Green Bay’s top five wide receivers in 2011 each averaged more than 12.0 yards per reception and accounted for 37 touchdowns, with Jordy Nelson’s 1,263 yards and 15 touchdowns on 96 catches leading the way. Nelson, Greg Jennings (101 receptions for 949 yards and nine TDs), tight end Jermichael Finley (93 receptions for 767 yards and eight TDs), James Jones (55 catches for 635 yards and seven TDs) and Donald Driver (56 catches for 445 yards and six TDs) all caught more passes for more touchdowns than Bess (51 receptions for 537 yards and three TDs).
Seeing those numbers and having seen the playbook put together by Philbin and offensive coordinator Mike Sherman has gotten Bess very excited for the upcoming season. He'll get his second shot at acting out the playbook on the field along with the rest of the team at this morning's first OTA session.
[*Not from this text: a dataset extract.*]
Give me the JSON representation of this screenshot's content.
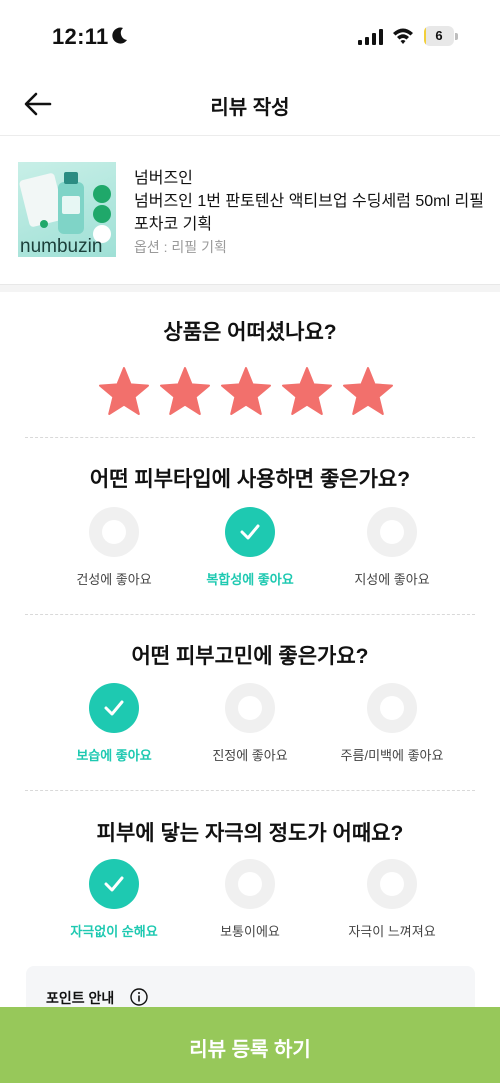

“The potential for the offense and the group of guys we’ve got, the sky’s the limit,” Bess said. “We’ve just got to continue to buy into it, continue to work hard and keep grinding. Everybody knows what everybody’s doing and everybody can play every position, which personally helps you with the overall concept of it.”
If there is one dominant theme or message Philbin has tried to get across since being introduced as the 10th head coach in franchise history it’s that in his scheme there is no No. 1, No. 2, No. 3 or No. 4 receiver. The quarterback has a number of different reads with each snap and a host of options, which allows him to spread the ball around.
Since Bess burst on the scene in 2008 with his 54 catches for 554 yards, the second most in NFL history by an undrafted rookie, he has been labeled as a slot receiver. Along with former Dolphin now Patriots wide receiver Wes Welker, Bess has been considered among the top slot receivers in the league, but Bess doesn’t want to be pigeon holed.
“It’s a title and all I can do is go out and perform under any circumstance and whatever opportunity I can get,” said Bess, who followed up that rookie campaign with back-to-back seasons of at least 75 catches. “Everything else really doesn’t matter. Slot guy, No. 2 guy or whatever they call it, it’s just a title and it doesn’t reflect the performance of the player. In this offense you’re a receiver and you catch passes and that’s the best thing about it.”
Two years ago Bess enjoyed his best season, catching 79 passes for 820 yards and five touchdowns. He combined with Brandon Marshall (86 catches for 1,014 yards and three TDs) to form the most prolific pass catching duo in franchise history. Their 165 total receptions were 21 more than Mark Clayton and Mark Duper had in 1984 and what Clayton and Jim Jensen had in 1988.
Bess became a favorite target of quarterback
“The thing I like about the definition of the offense is that it spreads the ball out naturally,” said Moore, went 6-3 down the stretch as the starting quarterback. “With the personnel groups we have, the route combination really allows anyone to be the number one at any time, which is pretty cool. It’s a lot of quick throws with guys able to find little pockets and get open quickly.”
Even with Marshall no longer in the fold after being traded to the Chicago Bears in March, Philbin has been pleasantly intrigued by Bess,